Provided material ▸
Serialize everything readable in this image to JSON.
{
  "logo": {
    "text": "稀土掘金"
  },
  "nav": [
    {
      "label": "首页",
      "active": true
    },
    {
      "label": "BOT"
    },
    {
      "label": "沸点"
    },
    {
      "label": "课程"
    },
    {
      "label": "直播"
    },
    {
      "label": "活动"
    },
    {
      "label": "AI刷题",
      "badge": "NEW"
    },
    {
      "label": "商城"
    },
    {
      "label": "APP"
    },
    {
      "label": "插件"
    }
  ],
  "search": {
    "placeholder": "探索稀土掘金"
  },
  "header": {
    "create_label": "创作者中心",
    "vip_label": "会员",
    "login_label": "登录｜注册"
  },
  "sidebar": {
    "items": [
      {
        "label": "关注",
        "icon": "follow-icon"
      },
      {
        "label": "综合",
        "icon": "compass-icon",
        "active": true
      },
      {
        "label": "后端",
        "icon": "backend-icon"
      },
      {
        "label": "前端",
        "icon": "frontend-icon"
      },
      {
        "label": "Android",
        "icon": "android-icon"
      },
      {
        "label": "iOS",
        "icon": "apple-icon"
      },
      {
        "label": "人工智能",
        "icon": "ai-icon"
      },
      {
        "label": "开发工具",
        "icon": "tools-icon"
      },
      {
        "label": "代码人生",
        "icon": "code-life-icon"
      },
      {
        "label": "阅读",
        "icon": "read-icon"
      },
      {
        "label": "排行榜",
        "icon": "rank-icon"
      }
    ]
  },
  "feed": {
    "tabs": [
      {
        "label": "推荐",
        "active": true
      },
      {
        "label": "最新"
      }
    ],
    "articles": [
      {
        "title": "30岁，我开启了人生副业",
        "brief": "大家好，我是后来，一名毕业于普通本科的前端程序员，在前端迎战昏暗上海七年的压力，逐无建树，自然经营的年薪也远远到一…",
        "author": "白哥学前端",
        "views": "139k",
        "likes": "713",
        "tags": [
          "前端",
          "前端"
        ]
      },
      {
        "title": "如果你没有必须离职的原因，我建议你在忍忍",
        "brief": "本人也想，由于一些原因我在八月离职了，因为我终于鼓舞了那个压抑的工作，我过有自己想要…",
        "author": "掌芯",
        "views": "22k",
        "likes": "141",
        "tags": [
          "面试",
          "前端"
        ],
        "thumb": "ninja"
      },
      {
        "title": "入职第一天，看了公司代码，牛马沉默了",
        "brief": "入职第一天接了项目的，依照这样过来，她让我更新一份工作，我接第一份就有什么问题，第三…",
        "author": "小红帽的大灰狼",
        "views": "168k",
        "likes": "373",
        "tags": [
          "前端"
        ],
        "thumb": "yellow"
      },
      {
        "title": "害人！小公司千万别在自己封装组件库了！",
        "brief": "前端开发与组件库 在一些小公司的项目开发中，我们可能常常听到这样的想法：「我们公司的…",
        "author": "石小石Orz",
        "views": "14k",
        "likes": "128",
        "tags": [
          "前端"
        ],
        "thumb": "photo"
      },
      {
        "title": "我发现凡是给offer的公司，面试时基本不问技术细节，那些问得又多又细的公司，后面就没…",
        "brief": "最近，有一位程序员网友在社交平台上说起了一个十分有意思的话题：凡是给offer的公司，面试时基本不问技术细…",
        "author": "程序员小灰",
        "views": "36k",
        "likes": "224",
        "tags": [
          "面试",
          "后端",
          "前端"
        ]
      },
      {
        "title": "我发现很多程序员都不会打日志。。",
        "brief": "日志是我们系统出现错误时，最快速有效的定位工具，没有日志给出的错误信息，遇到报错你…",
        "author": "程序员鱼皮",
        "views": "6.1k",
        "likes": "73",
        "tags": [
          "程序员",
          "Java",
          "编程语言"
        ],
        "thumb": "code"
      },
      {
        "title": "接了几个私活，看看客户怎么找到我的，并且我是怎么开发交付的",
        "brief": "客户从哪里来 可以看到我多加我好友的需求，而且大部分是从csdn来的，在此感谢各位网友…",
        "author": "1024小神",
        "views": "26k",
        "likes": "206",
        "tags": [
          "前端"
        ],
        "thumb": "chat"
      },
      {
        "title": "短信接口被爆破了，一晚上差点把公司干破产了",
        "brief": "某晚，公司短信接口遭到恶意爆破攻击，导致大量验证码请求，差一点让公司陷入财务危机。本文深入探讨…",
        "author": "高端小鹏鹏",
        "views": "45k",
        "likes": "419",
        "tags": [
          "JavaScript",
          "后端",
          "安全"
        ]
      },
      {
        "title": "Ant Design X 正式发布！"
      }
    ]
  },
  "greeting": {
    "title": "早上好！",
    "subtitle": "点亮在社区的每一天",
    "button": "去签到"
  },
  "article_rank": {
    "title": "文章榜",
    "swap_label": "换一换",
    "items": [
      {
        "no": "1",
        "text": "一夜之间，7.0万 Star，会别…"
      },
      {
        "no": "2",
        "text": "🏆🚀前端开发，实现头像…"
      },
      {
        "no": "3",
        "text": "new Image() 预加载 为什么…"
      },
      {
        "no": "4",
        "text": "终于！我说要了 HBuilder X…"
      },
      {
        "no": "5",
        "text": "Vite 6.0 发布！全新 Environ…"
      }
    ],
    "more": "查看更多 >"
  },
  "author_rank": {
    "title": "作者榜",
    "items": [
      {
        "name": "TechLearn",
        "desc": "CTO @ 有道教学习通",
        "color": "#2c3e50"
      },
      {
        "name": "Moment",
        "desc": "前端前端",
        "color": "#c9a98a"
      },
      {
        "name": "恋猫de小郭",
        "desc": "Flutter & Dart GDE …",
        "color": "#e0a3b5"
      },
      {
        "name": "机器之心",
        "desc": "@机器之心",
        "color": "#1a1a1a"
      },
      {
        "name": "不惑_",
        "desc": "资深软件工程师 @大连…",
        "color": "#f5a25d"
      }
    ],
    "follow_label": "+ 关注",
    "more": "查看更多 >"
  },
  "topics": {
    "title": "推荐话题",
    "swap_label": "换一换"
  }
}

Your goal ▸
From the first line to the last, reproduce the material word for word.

Solution for this problem ▸
Serialize everything readable in this image to JSON.
{
  "logo": {
    "text": "稀土掘金"
  },
  "nav": [
    {
      "label": "首页",
      "active": true
    },
    {
      "label": "BOT"
    },
    {
      "label": "沸点"
    },
    {
      "label": "课程"
    },
    {
      "label": "直播"
    },
    {
      "label": "活动"
    },
    {
      "label": "AI刷题",
      "badge": "NEW"
    },
    {
      "label": "商城"
    },
    {
      "label": "APP"
    },
    {
      "label": "插件"
    }
  ],
  "search": {
    "placeholder": "探索稀土掘金"
  },
  "header": {
    "create_label": "创作者中心",
    "vip_label": "会员",
    "login_label": "登录｜注册"
  },
  "sidebar": {
    "items": [
      {
        "label": "关注",
        "icon": "follow-icon"
      },
      {
        "label": "综合",
        "icon": "compass-icon",
        "active": true
      },
      {
        "label": "后端",
        "icon": "backend-icon"
      },
      {
        "label": "前端",
        "icon": "frontend-icon"
      },
      {
        "label": "Android",
        "icon": "android-icon"
      },
      {
        "label": "iOS",
        "icon": "apple-icon"
      },
      {
        "label": "人工智能",
        "icon": "ai-icon"
      },
      {
        "label": "开发工具",
        "icon": "tools-icon"
      },
      {
        "label": "代码人生",
        "icon": "code-life-icon"
      },
      {
        "label": "阅读",
        "icon": "read-icon"
      },
      {
        "label": "排行榜",
        "icon": "rank-icon"
      }
    ]
  },
  "feed": {
    "tabs": [
      {
        "label": "推荐",
        "active": true
      },
      {
        "label": "最新"
      }
    ],
    "articles": [
      {
        "title": "30岁，我开启了人生副业",
        "brief": "大家好，我是后来，一名毕业于普通本科的前端程序员，在前端迎战昏暗上海七年的压力，逐无建树，自然经营的年薪也远远到一…",
        "author": "白哥学前端",
        "views": "139k",
        "likes": "713",
        "tags": [
          "前端",
          "前端"
        ]
      },
      {
        "title": "如果你没有必须离职的原因，我建议你在忍忍",
        "brief": "本人也想，由于一些原因我在八月离职了，因为我终于鼓舞了那个压抑的工作，我过有自己想要…",
        "author": "掌芯",
        "views": "22k",
        "likes": "141",
        "tags": [
          "面试",
          "前端"
        ],
        "thumb": "ninja"
      },
      {
        "title": "入职第一天，看了公司代码，牛马沉默了",
        "brief": "入职第一天接了项目的，依照这样过来，她让我更新一份工作，我接第一份就有什么问题，第三…",
        "author": "小红帽的大灰狼",
        "views": "168k",
        "likes": "373",
        "tags": [
          "前端"
        ],
        "thumb": "yellow"
      },
      {
        "title": "害人！小公司千万别在自己封装组件库了！",
        "brief": "前端开发与组件库 在一些小公司的项目开发中，我们可能常常听到这样的想法：「我们公司的…",
        "author": "石小石Orz",
        "views": "14k",
        "likes": "128",
        "tags": [
          "前端"
        ],
        "thumb": "photo"
      },
      {
        "title": "我发现凡是给offer的公司，面试时基本不问技术细节，那些问得又多又细的公司，后面就没…",
        "brief": "最近，有一位程序员网友在社交平台上说起了一个十分有意思的话题：凡是给offer的公司，面试时基本不问技术细…",
        "author": "程序员小灰",
        "views": "36k",
        "likes": "224",
        "tags": [
          "面试",
          "后端",
          "前端"
        ]
      },
      {
        "title": "我发现很多程序员都不会打日志。。",
        "brief": "日志是我们系统出现错误时，最快速有效的定位工具，没有日志给出的错误信息，遇到报错你…",
        "author": "程序员鱼皮",
        "views": "6.1k",
        "likes": "73",
        "tags": [
          "程序员",
          "Java",
          "编程语言"
        ],
        "thumb": "code"
      },
      {
        "title": "接了几个私活，看看客户怎么找到我的，并且我是怎么开发交付的",
        "brief": "客户从哪里来 可以看到我多加我好友的需求，而且大部分是从csdn来的，在此感谢各位网友…",
        "author": "1024小神",
        "views": "26k",
        "likes": "206",
        "tags": [
          "前端"
        ],
        "thumb": "chat"
      },
      {
        "title": "短信接口被爆破了，一晚上差点把公司干破产了",
        "brief": "某晚，公司短信接口遭到恶意爆破攻击，导致大量验证码请求，差一点让公司陷入财务危机。本文深入探讨…",
        "author": "高端小鹏鹏",
        "views": "45k",
        "likes": "419",
        "tags": [
          "JavaScript",
          "后端",
          "安全"
        ]
      },
      {
        "title": "Ant Design X 正式发布！"
      }
    ]
  },
  "greeting": {
    "title": "早上好！",
    "subtitle": "点亮在社区的每一天",
    "button": "去签到"
  },
  "article_rank": {
    "title": "文章榜",
    "swap_label": "换一换",
    "items": [
      {
        "no": "1",
        "text": "一夜之间，7.0万 Star，会别…"
      },
      {
        "no": "2",
        "text": "🏆🚀前端开发，实现头像…"
      },
      {
        "no": "3",
        "text": "new Image() 预加载 为什么…"
      },
      {
        "no": "4",
        "text": "终于！我说要了 HBuilder X…"
      },
      {
        "no": "5",
        "text": "Vite 6.0 发布！全新 Environ…"
      }
    ],
    "more": "查看更多 >"
  },
  "author_rank": {
    "title": "作者榜",
    "items": [
      {
        "name": "TechLearn",
        "desc": "CTO @ 有道教学习通",
        "color": "#2c3e50"
      },
      {
        "name": "Moment",
        "desc": "前端前端",
        "color": "#c9a98a"
      },
      {
        "name": "恋猫de小郭",
        "desc": "Flutter & Dart GDE …",
        "color": "#e0a3b5"
      },
      {
        "name": "机器之心",
        "desc": "@机器之心",
        "color": "#1a1a1a"
      },
      {
        "name": "不惑_",
        "desc": "资深软件工程师 @大连…",
        "color": "#f5a25d"
      }
    ],
    "follow_label": "+ 关注",
    "more": "查看更多 >"
  },
  "topics": {
    "title": "推荐话题",
    "swap_label": "换一换"
  }
}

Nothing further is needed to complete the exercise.